“My hope is the continued success of the Rays, because they really have had a phenomenal run, will help build their fan base, and the building of their fan base in the Tampa region will be an assistance in terms of them getting a (long-term stadium deal),” Manfred said Tuesday, according to Marc Topkin of the Tampa Bay Times.

The Rays ranked 29th in attendance per game in 2019, finishing higher than only the Miami Marlins, according to Baseball-Reference. Fans weren’t able to attend games in 2020 until the National League Championship Series due to the ongoing coronavirus pandemic.

“I think that the Rays are an example of what’s great about our game,” Manfred added. “And what I mean by that is that there’s lots of different ways to put together a roster that can be really, really effective. And I think that the fact that the Rays have done it with more limited resources than almost any other club is a phenomenal accomplishment. It’s a credit to their ingenuity, their talent, their innovation. And now we should celebrate the Rays.”

Rays ownership has explored alternatives to St. Petersburg’s Tropicana Field, the only fixed-dome stadium remaining in MLB. The club had a proposal in July 2018 to relocate to Ybor City, a neighborhood of Tampa, but it wasn’t viable.

The team has also mulled a two-stadium plan, playing half its home games in Florida and the other half in Montreal.

The current lease between the Rays and St. Petersburg expires at the end of the 2027 season.

There’s no indication where the Toronto Blue Jays will play in 2021, but MLB commissioner Rob Manfred plans to do everything he can to ensure they return to their home city next season.

“The one thing I can say is that we will do everything humanly possible to convince the government that the Blue Jays should play in Toronto next year,” he told Shi Davidi of Sportsnet.

The Blue Jays played most of their home games at Sahlen Field in Buffalo during the 2020 campaign after the Canadian government denied them permission to play at the Rogers Centre in Toronto. Plans to host home games in Pittsburgh and Baltimore were similarly rejected earlier this year.

Sahlen Field usually houses Toronto’s Triple-A affiliate, and there were some initial concerns about whether it could properly host major-league games.

“No rap on minor-league facilities in general or Buffalo in particular, our major-league facilities are really, really nice, and players are used to a certain level of facility to go to work in,” the commissioner said before adding how impressed he was with the Blue Jays’ transformation of the stadium.
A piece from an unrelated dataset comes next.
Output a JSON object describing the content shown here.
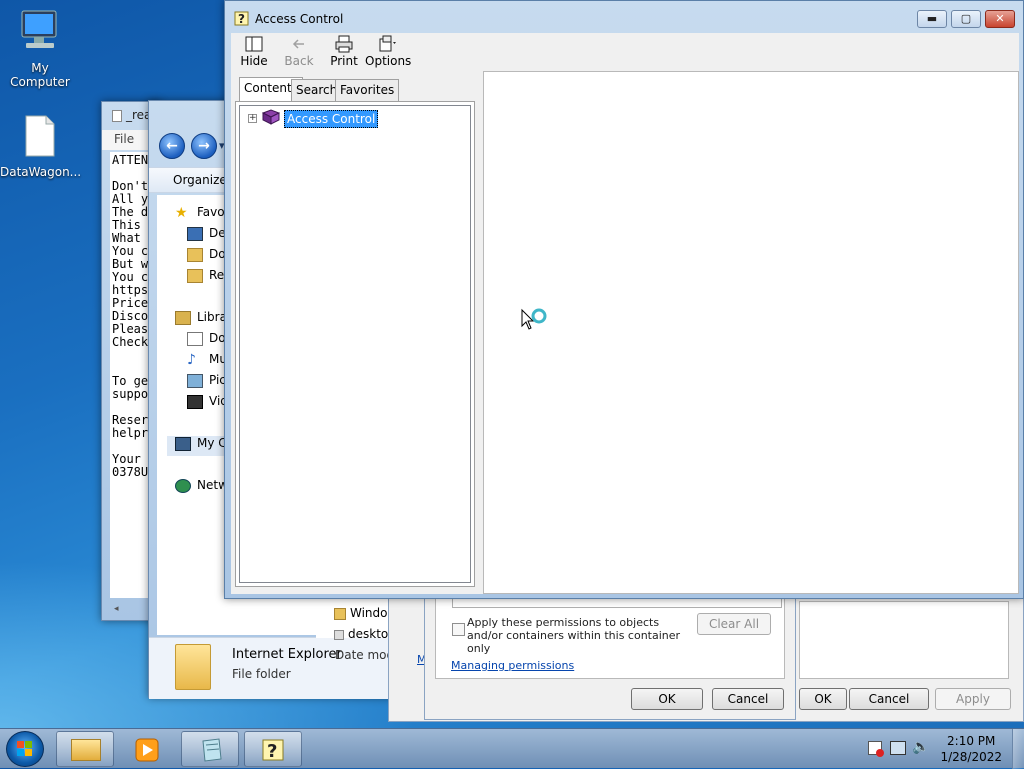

“What they accomplished … is unbelievable, literally unbelievable.

Manfred added: “Not only was it playable, and serviceable, but the work they did actually created that feeling of this is the Blue Jays’ home, which I think is really important to the psyche of the team and the ability of the team to perform, and an unbelievable accomplishment given the tight timeframe.”

The Blue Jays clinched their first postseason berth since 2016 on Thursday, celebrating the accomplishment on Sahlen Field’s mound with a riveting speech from veteran catcher Caleb Joseph.